## EXERCISE INSTRUCTIONS
In full and without alteration, print the entries.

·····

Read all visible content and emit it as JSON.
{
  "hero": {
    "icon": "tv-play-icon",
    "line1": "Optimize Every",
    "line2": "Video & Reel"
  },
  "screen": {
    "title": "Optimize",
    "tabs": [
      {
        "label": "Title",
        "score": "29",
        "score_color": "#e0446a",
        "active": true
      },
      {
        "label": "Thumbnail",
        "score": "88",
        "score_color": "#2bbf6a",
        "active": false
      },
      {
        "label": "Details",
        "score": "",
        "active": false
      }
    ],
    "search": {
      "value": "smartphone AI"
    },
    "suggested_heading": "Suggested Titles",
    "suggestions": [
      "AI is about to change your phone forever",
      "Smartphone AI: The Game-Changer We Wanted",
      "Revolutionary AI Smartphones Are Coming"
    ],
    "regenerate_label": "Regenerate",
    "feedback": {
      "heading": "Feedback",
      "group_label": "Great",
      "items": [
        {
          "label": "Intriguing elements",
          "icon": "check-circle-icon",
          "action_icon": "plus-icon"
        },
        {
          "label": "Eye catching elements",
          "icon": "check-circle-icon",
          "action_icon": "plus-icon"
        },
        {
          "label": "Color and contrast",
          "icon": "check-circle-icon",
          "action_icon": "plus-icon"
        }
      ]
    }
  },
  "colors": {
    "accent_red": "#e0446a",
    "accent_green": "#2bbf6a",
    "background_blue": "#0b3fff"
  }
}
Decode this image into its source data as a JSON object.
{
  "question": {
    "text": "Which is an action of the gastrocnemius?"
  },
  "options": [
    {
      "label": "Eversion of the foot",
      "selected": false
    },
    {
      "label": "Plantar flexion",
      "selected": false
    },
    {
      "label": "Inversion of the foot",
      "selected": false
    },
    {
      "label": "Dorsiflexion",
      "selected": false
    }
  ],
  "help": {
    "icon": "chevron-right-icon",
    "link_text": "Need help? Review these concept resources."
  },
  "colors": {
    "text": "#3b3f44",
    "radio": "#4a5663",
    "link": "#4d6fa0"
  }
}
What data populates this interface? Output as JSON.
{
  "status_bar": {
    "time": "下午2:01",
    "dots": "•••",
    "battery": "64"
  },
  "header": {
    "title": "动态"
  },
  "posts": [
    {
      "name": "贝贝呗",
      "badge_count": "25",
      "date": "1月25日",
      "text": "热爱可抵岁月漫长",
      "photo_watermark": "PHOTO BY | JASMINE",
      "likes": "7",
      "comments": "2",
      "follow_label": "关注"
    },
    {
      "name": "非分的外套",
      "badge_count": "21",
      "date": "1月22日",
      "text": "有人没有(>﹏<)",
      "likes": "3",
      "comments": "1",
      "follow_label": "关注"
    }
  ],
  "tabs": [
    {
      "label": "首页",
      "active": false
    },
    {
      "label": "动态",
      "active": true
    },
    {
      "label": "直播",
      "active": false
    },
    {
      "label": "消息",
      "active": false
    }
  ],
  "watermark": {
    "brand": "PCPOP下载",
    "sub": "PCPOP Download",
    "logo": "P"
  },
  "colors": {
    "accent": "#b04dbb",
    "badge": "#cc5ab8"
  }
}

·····

## ANSWER AREA
Read all visible content and emit it as JSON.
{
  "hero": {
    "icon": "tv-play-icon",
    "line1": "Optimize Every",
    "line2": "Video & Reel"
  },
  "screen": {
    "title": "Optimize",
    "tabs": [
      {
        "label": "Title",
        "score": "29",
        "score_color": "#e0446a",
        "active": true
      },
      {
        "label": "Thumbnail",
        "score": "88",
        "score_color": "#2bbf6a",
        "active": false
      },
      {
        "label": "Details",
        "score": "",
        "active": false
      }
    ],
    "search": {
      "value": "smartphone AI"
    },
    "suggested_heading": "Suggested Titles",
    "suggestions": [
      "AI is about to change your phone forever",
      "Smartphone AI: The Game-Changer We Wanted",
      "Revolutionary AI Smartphones Are Coming"
    ],
    "regenerate_label": "Regenerate",
    "feedback": {
      "heading": "Feedback",
      "group_label": "Great",
      "items": [
        {
          "label": "Intriguing elements",
          "icon": "check-circle-icon",
          "action_icon": "plus-icon"
        },
        {
          "label": "Eye catching elements",
          "icon": "check-circle-icon",
          "action_icon": "plus-icon"
        },
        {
          "label": "Color and contrast",
          "icon": "check-circle-icon",
          "action_icon": "plus-icon"
        }
      ]
    }
  },
  "colors": {
    "accent_red": "#e0446a",
    "accent_green": "#2bbf6a",
    "background_blue": "#0b3fff"
  }
}
Decode this image into its source data as a JSON object.
{
  "question": {
    "text": "Which is an action of the gastrocnemius?"
  },
  "options": [
    {
      "label": "Eversion of the foot",
      "selected": false
    },
    {
      "label": "Plantar flexion",
      "selected": false
    },
    {
      "label": "Inversion of the foot",
      "selected": false
    },
    {
      "label": "Dorsiflexion",
      "selected": false
    }
  ],
  "help": {
    "icon": "chevron-right-icon",
    "link_text": "Need help? Review these concept resources."
  },
  "colors": {
    "text": "#3b3f44",
    "radio": "#4a5663",
    "link": "#4d6fa0"
  }
}
What data populates this interface? Output as JSON.
{
  "status_bar": {
    "time": "下午2:01",
    "dots": "•••",
    "battery": "64"
  },
  "header": {
    "title": "动态"
  },
  "posts": [
    {
      "name": "贝贝呗",
      "badge_count": "25",
      "date": "1月25日",
      "text": "热爱可抵岁月漫长",
      "photo_watermark": "PHOTO BY | JASMINE",
      "likes": "7",
      "comments": "2",
      "follow_label": "关注"
    },
    {
      "name": "非分的外套",
      "badge_count": "21",
      "date": "1月22日",
      "text": "有人没有(>﹏<)",
      "likes": "3",
      "comments": "1",
      "follow_label": "关注"
    }
  ],
  "tabs": [
    {
      "label": "首页",
      "active": false
    },
    {
      "label": "动态",
      "active": true
    },
    {
      "label": "直播",
      "active": false
    },
    {
      "label": "消息",
      "active": false
    }
  ],
  "watermark": {
    "brand": "PCPOP下载",
    "sub": "PCPOP Download",
    "logo": "P"
  },
  "colors": {
    "accent": "#b04dbb",
    "badge": "#cc5ab8"
  }
}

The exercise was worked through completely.